'''
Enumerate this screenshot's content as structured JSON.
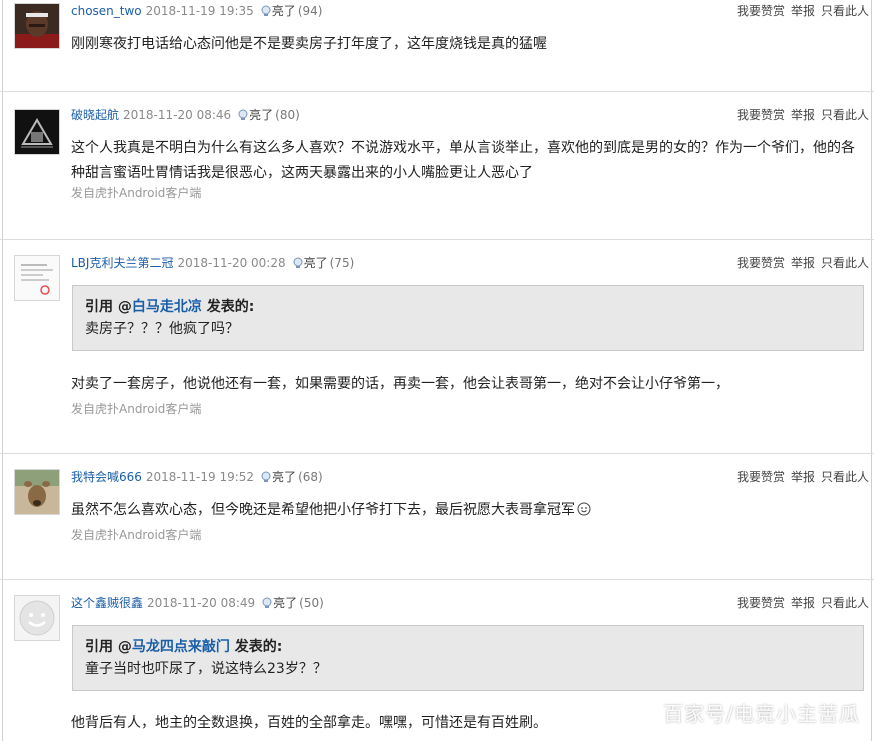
{
  "actions": {
    "reward": "我要赞赏",
    "report": "举报",
    "only_this": "只看此人"
  },
  "light_label": "亮了",
  "client_text": "发自虎扑Android客户端",
  "quote_prefix": "引用 @",
  "quote_suffix": " 发表的:",
  "posts": [
    {
      "user": "chosen_two",
      "date": "2018-11-19 19:35",
      "count": "(94)",
      "body": "刚刚寒夜打电话给心态问他是不是要卖房子打年度了，这年度烧钱是真的猛喔"
    },
    {
      "user": "破晓起航",
      "date": "2018-11-20 08:46",
      "count": "(80)",
      "body": "这个人我真是不明白为什么有这么多人喜欢？不说游戏水平，单从言谈举止，喜欢他的到底是男的女的？作为一个爷们，他的各种甜言蜜语吐胃情话我是很恶心，这两天暴露出来的小人嘴脸更让人恶心了"
    },
    {
      "user": "LBJ克利夫兰第二冠",
      "date": "2018-11-20 00:28",
      "count": "(75)",
      "quote_user": "白马走北凉",
      "quote_text": "卖房子？？？他疯了吗？",
      "body": "对卖了一套房子，他说他还有一套，如果需要的话，再卖一套，他会让表哥第一，绝对不会让小仔爷第一，"
    },
    {
      "user": "我特会喊666",
      "date": "2018-11-19 19:52",
      "count": "(68)",
      "body": "虽然不怎么喜欢心态，但今晚还是希望他把小仔爷打下去，最后祝愿大表哥拿冠军"
    },
    {
      "user": "这个鑫贼很鑫",
      "date": "2018-11-20 08:49",
      "count": "(50)",
      "quote_user": "马龙四点来敲门",
      "quote_text": "童子当时也吓尿了，说这特么23岁？？",
      "body": "他背后有人，地主的全数退换，百姓的全部拿走。嘿嘿，可惜还是有百姓刷。"
    }
  ],
  "watermark": "百家号/电竞小主苦瓜"
}
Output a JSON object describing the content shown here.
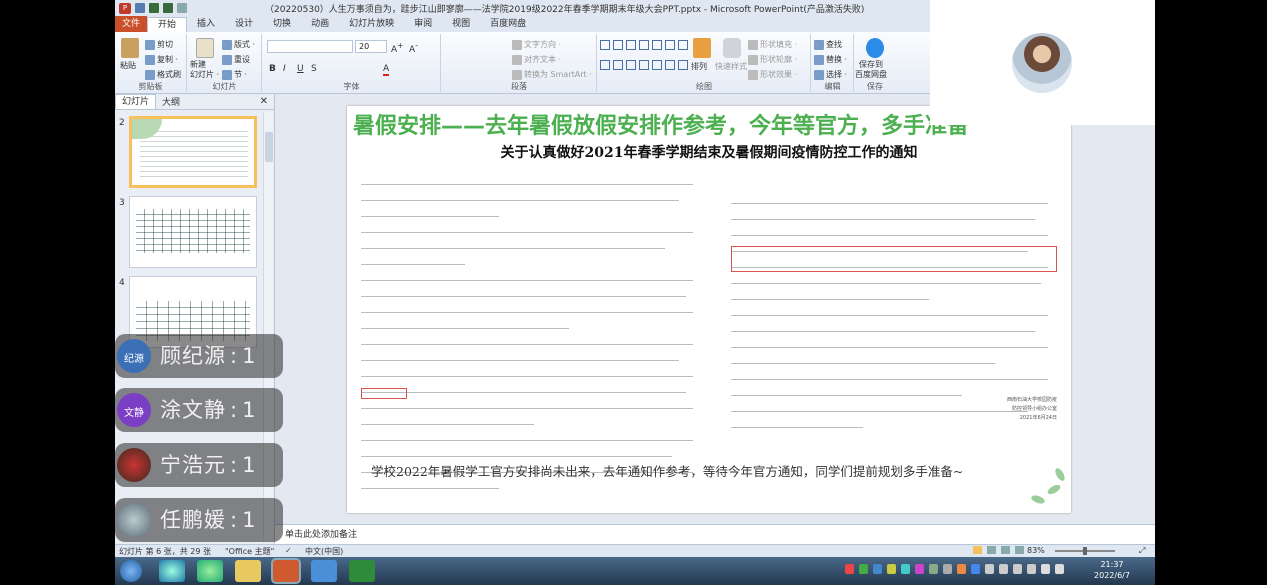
{
  "window": {
    "title": "（20220530）人生万事须自为，跬步江山即寥廓——法学院2019级2022年春季学期期末年级大会PPT.pptx - Microsoft PowerPoint(产品激活失败)"
  },
  "menu": {
    "file": "文件",
    "tabs": [
      "开始",
      "插入",
      "设计",
      "切换",
      "动画",
      "幻灯片放映",
      "审阅",
      "视图",
      "百度网盘"
    ]
  },
  "ribbon": {
    "clipboard": {
      "label": "剪贴板",
      "paste": "粘贴",
      "cut": "剪切",
      "copy": "复制 ·",
      "format_painter": "格式刷"
    },
    "slides": {
      "label": "幻灯片",
      "new_slide": "新建\n幻灯片 ·",
      "layout": "版式 ·",
      "reset": "重设",
      "section": "节 ·"
    },
    "font": {
      "label": "字体",
      "size": "20"
    },
    "paragraph": {
      "label": "段落",
      "text_direction": "文字方向 ·",
      "align_text": "对齐文本 ·",
      "smartart": "转换为 SmartArt ·"
    },
    "drawing": {
      "label": "绘图",
      "arrange": "排列",
      "quick_styles": "快速样式",
      "fill": "形状填充 ·",
      "outline": "形状轮廓 ·",
      "effects": "形状效果 ·"
    },
    "editing": {
      "label": "编辑",
      "find": "查找",
      "replace": "替换 ·",
      "select": "选择 ·"
    },
    "save": {
      "label": "保存",
      "button": "保存到\n百度网盘"
    }
  },
  "left_panel": {
    "tabs": [
      "幻灯片",
      "大纲"
    ],
    "close": "✕",
    "slides": [
      "2",
      "3",
      "4"
    ]
  },
  "slide": {
    "title": "暑假安排——去年暑假放假安排作参考，今年等官方，多手准备",
    "doc_title": "关于认真做好2021年春季学期结束及暑假期间疫情防控工作的通知",
    "caption": "学校2022年暑假学工官方安排尚未出来，去年通知作参考，等待今年官方通知，同学们提前规划多手准备~",
    "sign_org": "西南石油大学校园防疫",
    "sign_office": "防控领导小组办公室",
    "sign_date": "2021年6月24日"
  },
  "notes": {
    "placeholder": "单击此处添加备注"
  },
  "status_bar": {
    "slide_info": "幻灯片 第 6 张，共 29 张",
    "theme": "\"Office 主题\"",
    "language": "中文(中国)",
    "zoom": "83%"
  },
  "participants": [
    {
      "name": "顾纪源",
      "avatar_text": "纪源",
      "count": "1",
      "color": "#3b6fb6"
    },
    {
      "name": "涂文静",
      "avatar_text": "文静",
      "count": "1",
      "color": "#7b3fc4"
    },
    {
      "name": "宁浩元",
      "avatar_text": "",
      "count": "1",
      "color": "#3a2a1e"
    },
    {
      "name": "任鹏媛",
      "avatar_text": "",
      "count": "1",
      "color": "#5a6a7a"
    }
  ],
  "taskbar": {
    "time": "21:37",
    "date": "2022/6/7"
  }
}
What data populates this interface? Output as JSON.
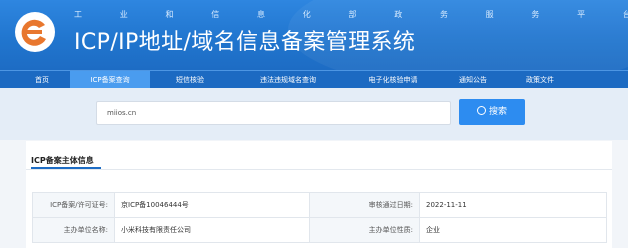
{
  "header": {
    "subtitle": "工 业 和 信 息 化 部 政 务 服 务 平 台",
    "title": "ICP/IP地址/域名信息备案管理系统"
  },
  "nav": {
    "items": [
      {
        "label": "首页"
      },
      {
        "label": "ICP备案查询",
        "active": true
      },
      {
        "label": "短信核验"
      },
      {
        "label": "违法违规域名查询"
      },
      {
        "label": "电子化核验申请"
      },
      {
        "label": "通知公告"
      },
      {
        "label": "政策文件"
      }
    ]
  },
  "search": {
    "value": "miios.cn",
    "button_label": "搜索"
  },
  "section": {
    "title": "ICP备案主体信息"
  },
  "info": {
    "license_label": "ICP备案/许可证号:",
    "license_value": "京ICP备10046444号",
    "approve_date_label": "审核通过日期:",
    "approve_date_value": "2022-11-11",
    "org_name_label": "主办单位名称:",
    "org_name_value": "小米科技有限责任公司",
    "org_type_label": "主办单位性质:",
    "org_type_value": "企业"
  },
  "colors": {
    "brand_blue": "#1d6cc4",
    "nav_active": "#4a9cef",
    "button_blue": "#2d8cf0",
    "logo_orange": "#e8772e"
  }
}
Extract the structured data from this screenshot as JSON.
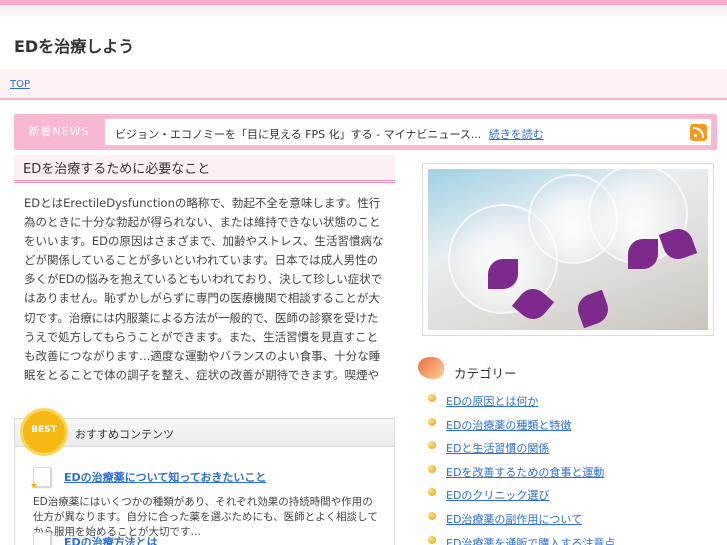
{
  "site": {
    "title": "EDを治療しよう"
  },
  "nav": {
    "top_label": "TOP"
  },
  "news": {
    "label": "新着NEWS",
    "headline": "ビジョン・エコノミーを「目に見える FPS 化」する - マイナビニュース...",
    "link_label": "続きを読む",
    "rss_icon": "rss-icon"
  },
  "main": {
    "heading": "EDを治療するために必要なこと",
    "body": "EDとはErectileDysfunctionの略称で、勃起不全を意味します。性行為のときに十分な勃起が得られない、または維持できない状態のことをいいます。EDの原因はさまざまで、加齢やストレス、生活習慣病などが関係していることが多いといわれています。日本では成人男性の多くがEDの悩みを抱えているともいわれており、決して珍しい症状ではありません。恥ずかしがらずに専門の医療機関で相談することが大切です。治療には内服薬による方法が一般的で、医師の診察を受けたうえで処方してもらうことができます。また、生活習慣を見直すことも改善につながります…適度な運動やバランスのよい食事、十分な睡眠をとることで体の調子を整え、症状の改善が期待できます。喫煙や過度の飲酒は血管に悪影響を与えるため、できるだけ控えるようにしましょう。パートナーとのコミュニケーションも大切です。一人で悩まずに、信頼できる医療機関で正しい知識と治療を受けるようにしましょう。インターネットで手軽に薬を購入できる時代になりましたが、偽造品も多く出回っているため注意が必要です。安全に治療を続けるためにも、必ず医師の指導のもとで服用するようにしましょう。"
  },
  "recommend": {
    "badge": "BEST",
    "title": "おすすめコンテンツ",
    "items": [
      {
        "link": "EDの治療薬について知っておきたいこと",
        "desc": "ED治療薬にはいくつかの種類があり、それぞれ効果の持続時間や作用の仕方が異なります。自分に合った薬を選ぶためにも、医師とよく相談してから服用を始めることが大切です…"
      },
      {
        "link": "EDの治療方法とは"
      }
    ]
  },
  "sidebar": {
    "category_title": "カテゴリー",
    "categories": [
      "EDの原因とは何か",
      "EDの治療薬の種類と特徴",
      "EDと生活習慣の関係",
      "EDを改善するための食事と運動",
      "EDのクリニック選び",
      "ED治療薬の副作用について",
      "ED治療薬を通販で購入する注意点"
    ]
  },
  "colors": {
    "accent": "#f9a8c8",
    "link": "#2d6fd0"
  }
}
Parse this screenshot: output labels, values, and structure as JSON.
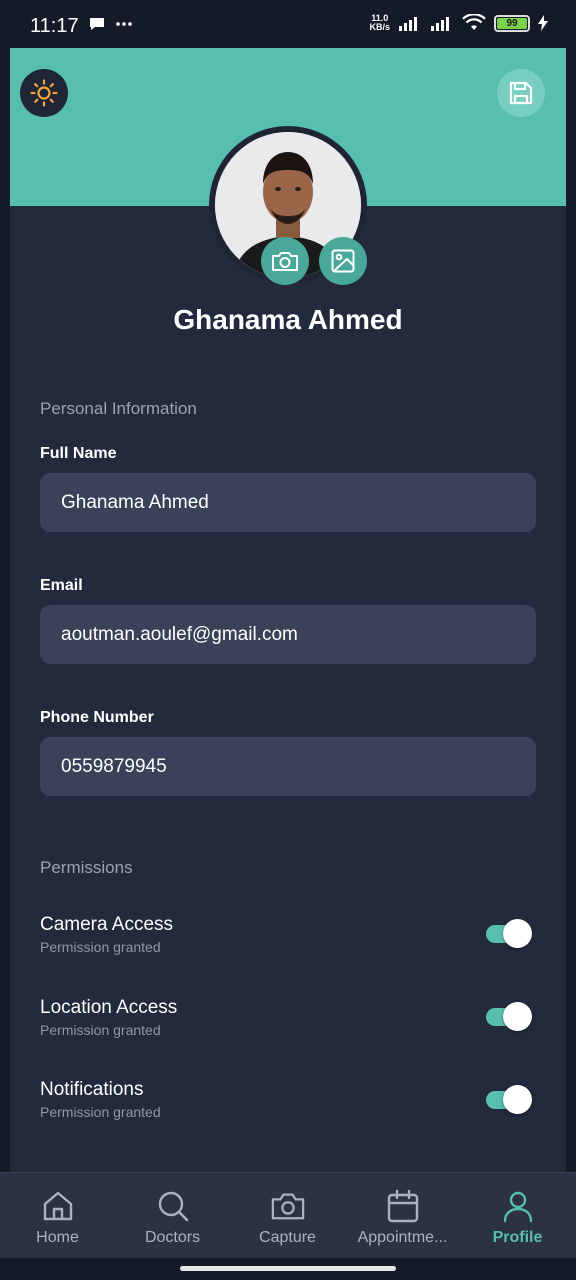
{
  "status_bar": {
    "time": "11:17",
    "net_speed_value": "11.0",
    "net_speed_unit": "KB/s",
    "battery": "99"
  },
  "header": {
    "theme_icon": "sun-icon",
    "save_icon": "save-icon"
  },
  "profile": {
    "name": "Ghanama Ahmed",
    "camera_icon": "camera-icon",
    "gallery_icon": "image-icon"
  },
  "personal_info": {
    "section_title": "Personal Information",
    "full_name_label": "Full Name",
    "full_name_value": "Ghanama Ahmed",
    "email_label": "Email",
    "email_value": "aoutman.aoulef@gmail.com",
    "phone_label": "Phone Number",
    "phone_value": "0559879945"
  },
  "permissions": {
    "section_title": "Permissions",
    "items": [
      {
        "title": "Camera Access",
        "status": "Permission granted",
        "enabled": true
      },
      {
        "title": "Location Access",
        "status": "Permission granted",
        "enabled": true
      },
      {
        "title": "Notifications",
        "status": "Permission granted",
        "enabled": true
      }
    ]
  },
  "bottom_nav": {
    "items": [
      {
        "label": "Home",
        "icon": "home-icon"
      },
      {
        "label": "Doctors",
        "icon": "search-icon"
      },
      {
        "label": "Capture",
        "icon": "camera-icon"
      },
      {
        "label": "Appointme...",
        "icon": "calendar-icon"
      },
      {
        "label": "Profile",
        "icon": "user-icon"
      }
    ],
    "active": "Profile"
  },
  "colors": {
    "accent": "#58bfae",
    "background": "#232a3d",
    "input": "#394258"
  }
}
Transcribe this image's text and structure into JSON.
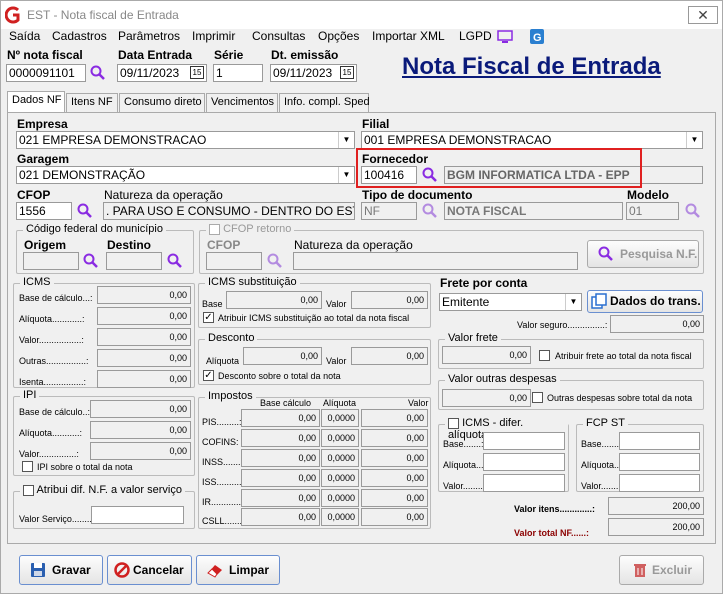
{
  "app": {
    "title": "EST - Nota fiscal de Entrada",
    "page_title": "Nota Fiscal de Entrada"
  },
  "menu": [
    "Saída",
    "Cadastros",
    "Parâmetros",
    "Imprimir",
    "Consultas",
    "Opções",
    "Importar XML",
    "LGPD"
  ],
  "header": {
    "nota_label": "Nº nota fiscal",
    "nota_value": "0000091101",
    "data_entrada_label": "Data Entrada",
    "data_entrada_value": "09/11/2023",
    "serie_label": "Série",
    "serie_value": "1",
    "dt_emissao_label": "Dt. emissão",
    "dt_emissao_value": "09/11/2023",
    "cal_label": "15"
  },
  "tabs": [
    "Dados NF",
    "Itens NF",
    "Consumo direto",
    "Vencimentos",
    "Info. compl. Sped"
  ],
  "form": {
    "empresa_label": "Empresa",
    "empresa_value": "021 EMPRESA DEMONSTRACAO",
    "filial_label": "Filial",
    "filial_value": "001 EMPRESA DEMONSTRACAO",
    "garagem_label": "Garagem",
    "garagem_value": "021 DEMONSTRAÇÃO",
    "fornecedor_label": "Fornecedor",
    "fornecedor_code": "100416",
    "fornecedor_name": "BGM INFORMATICA LTDA - EPP",
    "cfop_label": "CFOP",
    "cfop_value": "1556",
    "natureza_label": "Natureza da operação",
    "natureza_value": ". PARA USO E CONSUMO - DENTRO DO ESTADO",
    "tipo_doc_label": "Tipo de documento",
    "tipo_doc_code": "NF",
    "tipo_doc_name": "NOTA FISCAL",
    "modelo_label": "Modelo",
    "modelo_value": "01",
    "codigo_municipio_label": "Código federal do município",
    "origem_label": "Origem",
    "destino_label": "Destino",
    "cfop_retorno_label": "CFOP retorno",
    "cfop_ret_label": "CFOP",
    "natureza_ret_label": "Natureza da operação",
    "pesquisa_label": "Pesquisa N.F."
  },
  "icms": {
    "title": "ICMS",
    "rows": [
      {
        "label": "Base de cálculo...:",
        "value": "0,00"
      },
      {
        "label": "Alíquota............:",
        "value": "0,00"
      },
      {
        "label": "Valor.................:",
        "value": "0,00"
      },
      {
        "label": "Outras................:",
        "value": "0,00"
      },
      {
        "label": "Isenta................:",
        "value": "0,00"
      }
    ]
  },
  "icms_st": {
    "title": "ICMS substituição",
    "base_label": "Base",
    "base_value": "0,00",
    "valor_label": "Valor",
    "valor_value": "0,00",
    "check_label": "Atribuir ICMS substituição ao total da nota fiscal"
  },
  "desconto": {
    "title": "Desconto",
    "aliquota_label": "Alíquota",
    "aliquota_value": "0,00",
    "valor_label": "Valor",
    "valor_value": "0,00",
    "check_label": "Desconto sobre o total da nota"
  },
  "ipi": {
    "title": "IPI",
    "rows": [
      {
        "label": "Base de cálculo..:",
        "value": "0,00"
      },
      {
        "label": "Alíquota...........:",
        "value": "0,00"
      },
      {
        "label": "Valor...............:",
        "value": "0,00"
      }
    ],
    "check_label": "IPI sobre o total da nota"
  },
  "impostos": {
    "title": "Impostos",
    "col_base": "Base cálculo",
    "col_aliq": "Alíquota",
    "col_valor": "Valor",
    "rows": [
      {
        "label": "PIS.........:",
        "base": "0,00",
        "aliq": "0,0000",
        "valor": "0,00"
      },
      {
        "label": "COFINS:",
        "base": "0,00",
        "aliq": "0,0000",
        "valor": "0,00"
      },
      {
        "label": "INSS.......:",
        "base": "0,00",
        "aliq": "0,0000",
        "valor": "0,00"
      },
      {
        "label": "ISS..........:",
        "base": "0,00",
        "aliq": "0,0000",
        "valor": "0,00"
      },
      {
        "label": "IR............:",
        "base": "0,00",
        "aliq": "0,0000",
        "valor": "0,00"
      },
      {
        "label": "CSLL.......:",
        "base": "0,00",
        "aliq": "0,0000",
        "valor": "0,00"
      }
    ]
  },
  "atribui": {
    "check_label": "Atribui dif. N.F. a valor serviço",
    "valor_servico_label": "Valor Serviço..........:"
  },
  "frete": {
    "title": "Frete por conta",
    "value": "Emitente",
    "dados_trans_label": "Dados do trans.",
    "valor_seguro_label": "Valor seguro...............:",
    "valor_seguro_value": "0,00"
  },
  "valor_frete": {
    "title": "Valor frete",
    "value": "0,00",
    "check_label": "Atribuir frete ao total da nota fiscal"
  },
  "valor_outras": {
    "title": "Valor outras despesas",
    "value": "0,00",
    "check_label": "Outras despesas sobre total da nota"
  },
  "icms_dif": {
    "title": "ICMS - difer. alíquota",
    "base_label": "Base.......:",
    "aliquota_label": "Alíquota.......:",
    "valor_label": "Valor.........:"
  },
  "fcp": {
    "title": "FCP ST",
    "base_label": "Base.......:",
    "aliquota_label": "Alíquota.......:",
    "valor_label": "Valor.........:"
  },
  "totais": {
    "valor_itens_label": "Valor itens.............:",
    "valor_itens_value": "200,00",
    "valor_total_label": "Valor total NF......:",
    "valor_total_value": "200,00"
  },
  "buttons": {
    "gravar": "Gravar",
    "cancelar": "Cancelar",
    "limpar": "Limpar",
    "excluir": "Excluir"
  },
  "colors": {
    "title_blue": "#0a1a7a",
    "highlight": "#e02020",
    "dark_red": "#8b0000"
  }
}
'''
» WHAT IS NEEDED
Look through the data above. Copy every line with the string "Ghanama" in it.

» SOLUTION TO THE EXERCISE
    "name": "Ghanama Ahmed",
    "full_name_value": "Ghanama Ahmed",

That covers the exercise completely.